**What you will do**: Could each entry below be written out exactly, with every picture dropped?

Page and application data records
»»
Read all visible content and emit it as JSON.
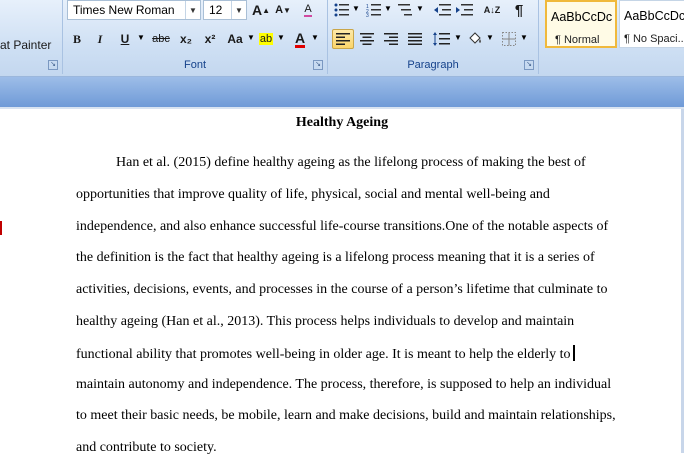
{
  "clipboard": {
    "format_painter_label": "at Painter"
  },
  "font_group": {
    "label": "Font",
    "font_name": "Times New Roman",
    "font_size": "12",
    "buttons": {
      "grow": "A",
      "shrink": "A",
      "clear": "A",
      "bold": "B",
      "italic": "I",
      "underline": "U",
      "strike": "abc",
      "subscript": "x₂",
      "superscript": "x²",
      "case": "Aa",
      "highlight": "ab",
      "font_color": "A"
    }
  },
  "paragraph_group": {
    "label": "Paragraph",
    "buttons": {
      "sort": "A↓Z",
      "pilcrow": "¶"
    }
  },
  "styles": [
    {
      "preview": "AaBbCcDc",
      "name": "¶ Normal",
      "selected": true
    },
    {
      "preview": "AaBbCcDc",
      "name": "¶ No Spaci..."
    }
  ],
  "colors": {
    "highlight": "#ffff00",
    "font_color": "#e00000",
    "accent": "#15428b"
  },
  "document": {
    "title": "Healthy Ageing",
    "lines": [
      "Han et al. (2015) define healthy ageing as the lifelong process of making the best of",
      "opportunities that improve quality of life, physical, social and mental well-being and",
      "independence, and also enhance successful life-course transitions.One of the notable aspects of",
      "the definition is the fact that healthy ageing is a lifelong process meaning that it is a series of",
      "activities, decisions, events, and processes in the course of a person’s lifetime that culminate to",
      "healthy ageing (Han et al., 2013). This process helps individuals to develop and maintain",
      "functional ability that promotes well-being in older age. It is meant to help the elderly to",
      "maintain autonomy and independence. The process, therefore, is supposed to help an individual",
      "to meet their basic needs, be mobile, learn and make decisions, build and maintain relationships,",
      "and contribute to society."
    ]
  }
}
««
**Solution to this exercise**:
Read all visible content and emit it as JSON.
{
  "clipboard": {
    "format_painter_label": "at Painter"
  },
  "font_group": {
    "label": "Font",
    "font_name": "Times New Roman",
    "font_size": "12",
    "buttons": {
      "grow": "A",
      "shrink": "A",
      "clear": "A",
      "bold": "B",
      "italic": "I",
      "underline": "U",
      "strike": "abc",
      "subscript": "x₂",
      "superscript": "x²",
      "case": "Aa",
      "highlight": "ab",
      "font_color": "A"
    }
  },
  "paragraph_group": {
    "label": "Paragraph",
    "buttons": {
      "sort": "A↓Z",
      "pilcrow": "¶"
    }
  },
  "styles": [
    {
      "preview": "AaBbCcDc",
      "name": "¶ Normal",
      "selected": true
    },
    {
      "preview": "AaBbCcDc",
      "name": "¶ No Spaci..."
    }
  ],
  "colors": {
    "highlight": "#ffff00",
    "font_color": "#e00000",
    "accent": "#15428b"
  },
  "document": {
    "title": "Healthy Ageing",
    "lines": [
      "Han et al. (2015) define healthy ageing as the lifelong process of making the best of",
      "opportunities that improve quality of life, physical, social and mental well-being and",
      "independence, and also enhance successful life-course transitions.One of the notable aspects of",
      "the definition is the fact that healthy ageing is a lifelong process meaning that it is a series of",
      "activities, decisions, events, and processes in the course of a person’s lifetime that culminate to",
      "healthy ageing (Han et al., 2013). This process helps individuals to develop and maintain",
      "functional ability that promotes well-being in older age. It is meant to help the elderly to",
      "maintain autonomy and independence. The process, therefore, is supposed to help an individual",
      "to meet their basic needs, be mobile, learn and make decisions, build and maintain relationships,",
      "and contribute to society."
    ]
  }
}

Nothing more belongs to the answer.